I think what I’m really truly searching for right now is “home.”
I mean, who isn’t, right?
When I google the word “home” the first thing that pops up is Google maps and the address of my parents’ house. It made me laugh a little bit because that house no longer feels like home.
[And yes, I did that very clichéd thing and googled “home” to try and give you all a definition of it, as if you don’t already know.]
At least, it’s not the home I belong in, not anymore.
Google also tells me that home is “a place where one lives permanently.” I suppose that’s not really the definition of “home” that I’m looking for either. I’m young enough where I wouldn’t mind moving around, seeing the world. I’m not quite ready to settle down. Get stability, yes. But settle down, no.
I guess the home I’m looking for is more about belonging, about purpose. It’s more about a feeling in your bones than a label of permanence. It’s about the life that you get from the air that you breathe or the energy you feel from the people around you.
Perhaps I’m talking nonsense now. Perhaps I’m feeding into that irresistible idea that if I could only find that city, that place where I’m supposed to be, then, then I could be happy. A beautiful notion, of stumbling upon that cluster of roads and buildings that will give you meaning but also a foolish one – because no matter how far I travel, if I go all the way to the other coast or even dare to go further, my problems will follow me. A new city isn’t golden ticket to new found happiness, it won’t erase my emotional baggage.
Oh but wouldn’t it be great to trade in these same old tired streets for another set? A louder set, a busier set, hell even a dirtier set perhaps. To trade in the cactuses and mesquite trees for skyscrapers or pine trees.
I’ve never realized how unsettled I was to not have a “home.” It was such a comfort that I took for granted when I had it.
People say that “home is where the heart it.” Well my heart is spread all across the world. In Arizona, in the Philippines, in California, in New Jersey and in Nebraska – the places where all the people who hold my heart are. So where do I really belong, where is my home if my heart is spread so thin?
I suppose the answer is that I have to start making a home for myself. But I think for me, most of all, home is the people. And I have yet to find my people in this next stage of life, in this post-college adventure.

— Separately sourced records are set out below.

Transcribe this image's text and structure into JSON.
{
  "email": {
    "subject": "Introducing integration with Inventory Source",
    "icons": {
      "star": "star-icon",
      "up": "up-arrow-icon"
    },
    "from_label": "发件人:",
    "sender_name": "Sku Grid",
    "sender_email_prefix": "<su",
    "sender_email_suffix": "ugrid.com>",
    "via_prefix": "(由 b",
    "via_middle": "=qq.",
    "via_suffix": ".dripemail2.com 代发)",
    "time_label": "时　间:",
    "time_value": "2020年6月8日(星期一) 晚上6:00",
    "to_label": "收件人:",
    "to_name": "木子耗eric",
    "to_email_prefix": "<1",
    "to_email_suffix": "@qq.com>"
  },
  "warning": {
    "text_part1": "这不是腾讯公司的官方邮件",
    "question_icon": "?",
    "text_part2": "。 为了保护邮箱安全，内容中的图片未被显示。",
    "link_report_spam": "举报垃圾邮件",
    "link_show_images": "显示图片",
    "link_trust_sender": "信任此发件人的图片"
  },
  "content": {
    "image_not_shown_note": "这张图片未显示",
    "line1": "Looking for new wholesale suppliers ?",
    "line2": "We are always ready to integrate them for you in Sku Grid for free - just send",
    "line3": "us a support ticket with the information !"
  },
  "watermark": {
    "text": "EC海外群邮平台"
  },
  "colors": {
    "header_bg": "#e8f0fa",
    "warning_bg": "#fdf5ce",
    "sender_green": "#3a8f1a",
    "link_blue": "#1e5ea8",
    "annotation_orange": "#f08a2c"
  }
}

I’m turning 24 in just a few days and for some reason that age feels so heavy. 24 feels like an age where one should know what they want in life and be well on their way to achieving that.
Perhaps I’m just experiencing my “quarter-life crisis” a bit early.
So I hope in 2017 I find a “home.” Maybe not the idealized version I’m picturing in my head, but I hope I’m brave enough to find a new “home” this year.